We’re doing a blog series on training your youth ministry volunteers and today we’ll discuss how to train your volunteers in practical skills. In the first post of this series we stressed the importance of defining what knowledge and skills your volunteers need to have. The second step was to assess what your volunteers already know and what they’re already competent in. The difference between those two is what needs to be taught.
Teaching skills isn’t easy. More than teaching theoretical knowledge, it requires an individual approach. Here’s why:
Different learning styles
The difference in learning styles plays an important part here. I’m someone who needs the theory before the practice for example. I won’t just ‘learn’ by watching someone do something, or by practicing myself, I need to know the ‘why’ first. Why is this the best way? Why does this work?
Some people like to observe, others want to dive right in. ‘Forcing’ people to learn skills in a way that doesn’t match their learning style causes friction, stress even. Be sure to give your volunteers room to learn in their own way and don’t make everyone do the same thing.

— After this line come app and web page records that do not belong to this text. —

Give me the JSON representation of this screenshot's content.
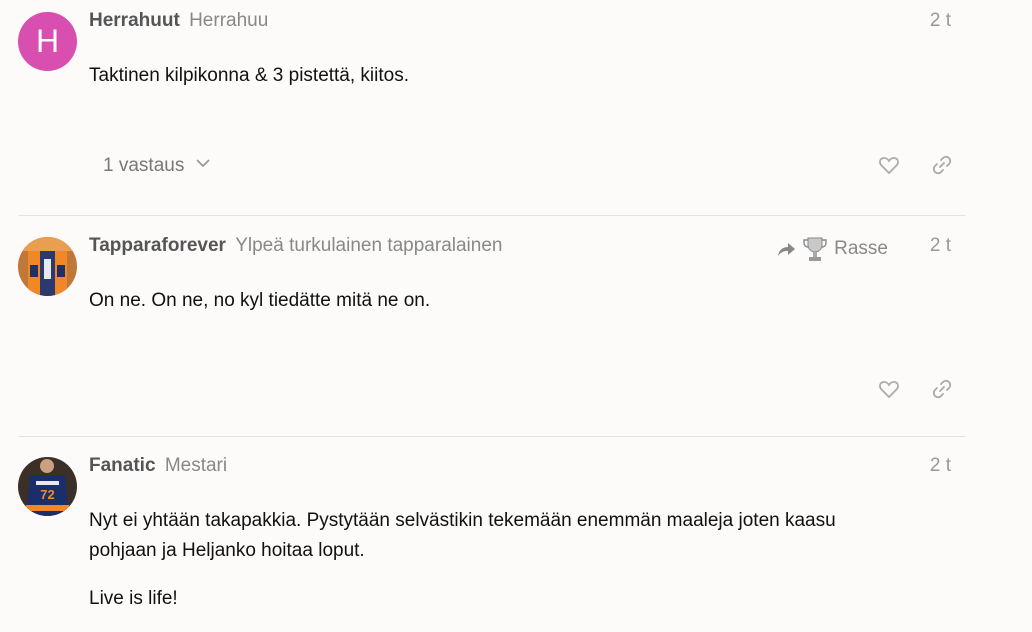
{
  "posts": [
    {
      "avatar_letter": "H",
      "username": "Herrahuut",
      "user_title": "Herrahuu",
      "date": "2 t",
      "paragraphs": [
        "Taktinen kilpikonna & 3 pistettä, kiitos."
      ],
      "replies_label": "1 vastaus"
    },
    {
      "username": "Tapparaforever",
      "user_title": "Ylpeä turkulainen tapparalainen",
      "date": "2 t",
      "reply_to_name": "Rasse",
      "paragraphs": [
        "On ne. On ne, no kyl tiedätte mitä ne on."
      ]
    },
    {
      "username": "Fanatic",
      "user_title": "Mestari",
      "date": "2 t",
      "paragraphs": [
        "Nyt ei yhtään takapakkia. Pystytään selvästikin tekemään enemmän maaleja joten kaasu pohjaan ja Heljanko hoitaa loput.",
        "Live is life!"
      ]
    }
  ],
  "icons": {
    "like": "heart-icon",
    "share": "link-icon",
    "reply_to": "share-arrow-icon",
    "chevron": "chevron-down-icon"
  }
}
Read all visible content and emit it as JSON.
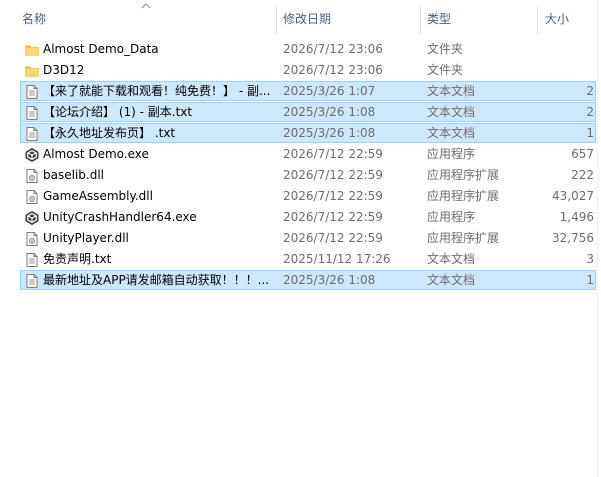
{
  "columns": {
    "name": "名称",
    "date": "修改日期",
    "type": "类型",
    "size": "大小"
  },
  "sort": {
    "column": "name",
    "direction": "ascending"
  },
  "colors": {
    "selection_bg": "#cce8ff",
    "selection_border": "#99d1ff",
    "folder": "#f8d775",
    "header_text": "#4c607a",
    "secondary_text": "#6d6d6d"
  },
  "files": [
    {
      "name": "Almost Demo_Data",
      "date": "2026/7/12 23:06",
      "type": "文件夹",
      "size": "",
      "icon": "folder-icon",
      "selected": false
    },
    {
      "name": "D3D12",
      "date": "2026/7/12 23:06",
      "type": "文件夹",
      "size": "",
      "icon": "folder-icon",
      "selected": false
    },
    {
      "name": "【来了就能下载和观看！纯免费！】 - 副...",
      "date": "2025/3/26 1:07",
      "type": "文本文档",
      "size": "2",
      "icon": "text-file-icon",
      "selected": true
    },
    {
      "name": "【论坛介绍】 (1) - 副本.txt",
      "date": "2025/3/26 1:08",
      "type": "文本文档",
      "size": "2",
      "icon": "text-file-icon",
      "selected": true
    },
    {
      "name": "【永久地址发布页】 .txt",
      "date": "2025/3/26 1:08",
      "type": "文本文档",
      "size": "1",
      "icon": "text-file-icon",
      "selected": true
    },
    {
      "name": "Almost Demo.exe",
      "date": "2026/7/12 22:59",
      "type": "应用程序",
      "size": "657",
      "icon": "unity-app-icon",
      "selected": false
    },
    {
      "name": "baselib.dll",
      "date": "2026/7/12 22:59",
      "type": "应用程序扩展",
      "size": "222",
      "icon": "dll-file-icon",
      "selected": false
    },
    {
      "name": "GameAssembly.dll",
      "date": "2026/7/12 22:59",
      "type": "应用程序扩展",
      "size": "43,027",
      "icon": "dll-file-icon",
      "selected": false
    },
    {
      "name": "UnityCrashHandler64.exe",
      "date": "2026/7/12 22:59",
      "type": "应用程序",
      "size": "1,496",
      "icon": "unity-app-icon",
      "selected": false
    },
    {
      "name": "UnityPlayer.dll",
      "date": "2026/7/12 22:59",
      "type": "应用程序扩展",
      "size": "32,756",
      "icon": "dll-file-icon",
      "selected": false
    },
    {
      "name": "免责声明.txt",
      "date": "2025/11/12 17:26",
      "type": "文本文档",
      "size": "3",
      "icon": "text-file-icon",
      "selected": false
    },
    {
      "name": "最新地址及APP请发邮箱自动获取！！！...",
      "date": "2025/3/26 1:08",
      "type": "文本文档",
      "size": "1",
      "icon": "text-file-icon",
      "selected": true
    }
  ]
}
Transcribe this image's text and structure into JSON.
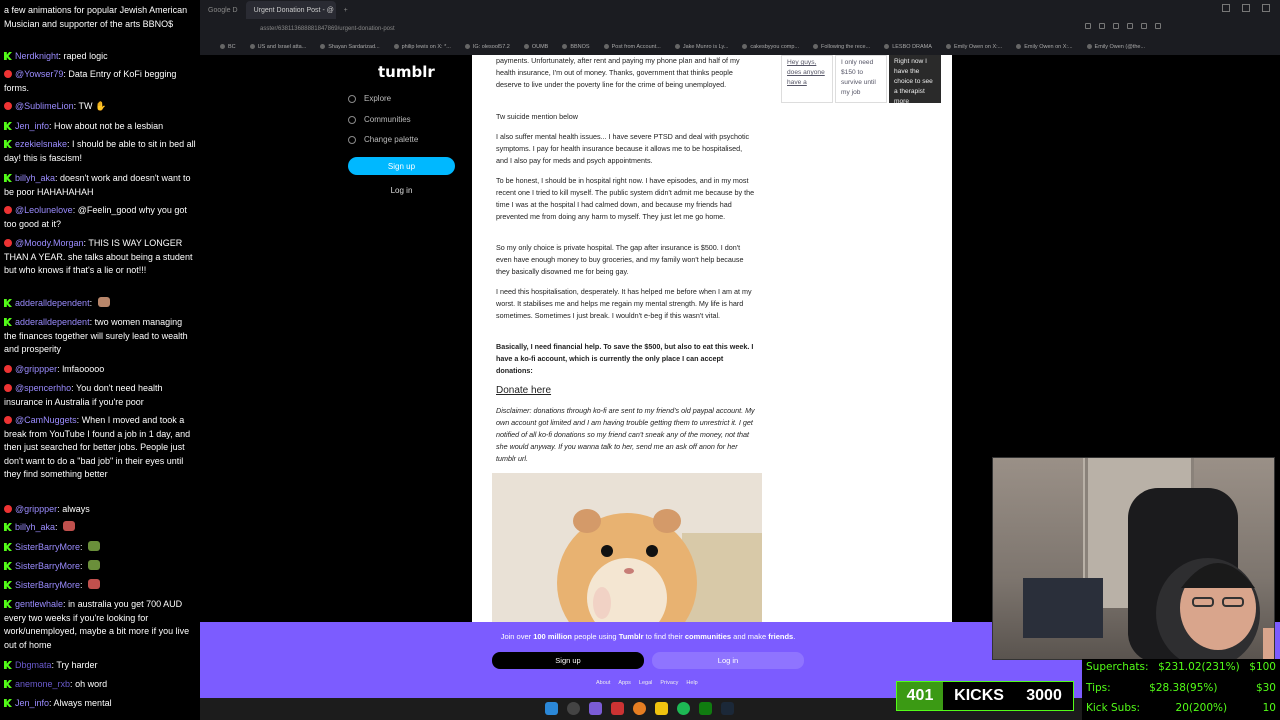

The solution is to discuss their preferred learning style with your volunteers. Do they know how they learn best? If not, just ask this simple question: if you’ve just bought a new dvd player, how do you go about learning how it works? Do they read the manual first? If so, what works better: reading info or seeing a drawing or schedule? Do they want someone else to show it? If so, do they want to hear an explanation first or see a demonstration? Or do they just try it themselves and see what happens till they get it right? It’ll give you a quick insight into their learning preferences!
Some people learn faster than others, especially when it comes to skills. That’s not necessarily related to intelligence though it obviously plays a role, as does their preferred learning style. It also has to do with how well they learn in general, their ability to anchor new knowledge and skills to what they know already.
An individual approach ensures everyone gets the chance and the time to learn in their own way, at their own speed. No one wants to be in a group that does a training on first aid for instance and be the only one who can’t get the compressions right. It will make people feel stupid and humiliated. Protect your volunteers, especially those who are vulnerable in this area.
As I wrote in a previous post: most people will ‘endure’ a theoretical training session in a subject they know about already. It’s good to be reminded of important things, a new trainer can give you new insights and it’s okay because you’re part of a group. With learning practical skills, that’s different.
I was ‘required’ to attend a training session once on public speaking. The idea was to give everyone who ever had to say something on stage (elders, worship leaders, announcement-people, etc) training in the use of voice, body posture, etc. We had to do exercises, like do a short announcement, and practice things. I was bored out of my mind all day and I became more and more irritated. I knew this stuff, I had taught it myself to others. Yet I was required to be there. It was a long, long day for me.
You shouldn’t want to teach people skills they already have, you’ll really demotivate them. Plus you’re wasting their time, which doesn’t show respect for the busy schedules most volunteers have. Instead, if you have a volunteer who’s already really good at something, have him or her help in the training. That way you not only affirm their talents and gifts in that area (and thus motivate them), you also teach volunteers how to help each other (unity).
Always keep in mind that the way you train your volunteers has a huge impact on their motivation. I’ve also written about this in a post on Grey’s Anatomy: How not to train your leaders.
How to realize this individual approach?
Here’s my advice on how to realize an individual training approach for your youth ministry volunteers:
- Teach in groups where possible, but always make room for differences in learning styles, learning speeds, ect. I’ve found it valuable to literally stress this at the start of a session, so people know they’re not expected to all learn the same way.
- Create a safe environment during the training so that there is room for failure, for trying again, for learning.
- Within one training session, use different approaches that match the different learning styles: teach instructive, put something on paper, use visual elements, have something to feel/touch for the kinesthetic types, do a demonstration, a practice exercise, give a theoretical basis for what you’re teaching, use a group discussion, etc. Everyone will learn that way, because all learning styles are taken into account.
- Don’t force people to participate in every element of the session. Personally, I hate ‘practicing’ exercises, like ‘practice having a spiritual conversation’ I’m sorry, but that just doesn’t work for me. Others really hate presenting something to a group (which I totally dig!). Don’t make people participate in an element if they don’t want to.
- Do one-on-one training for those volunteers that are vulnerable in this area and make sure they know you value them just as much. Take the time to teach them and keep experimenting in teaching styles till you find a way that clicks for them. I’ve had a volunteer once who was very dyslexic, so any written information was a problem for him. That meant I did most of the teaching one-on-one, telling him what he needed to know, repeating it a couple of times in different words and contexts and then practice it together till I was sure he understood. Time consuming? Yes, very so. But an investment that ‘paid off’: he’s one of the best volunteers I’ve ever had, he was incredibly proud to be able to do this despite his dyslexia and he’s been a practical backbone of my youth ministry for years.
- Don’t try and teach skills people don’t need and/or don’t have an aptitude for. Make sure you only train them in what they need. The feeling of having to perform in an area they feel insecure in, can really cause stress for your volunteers.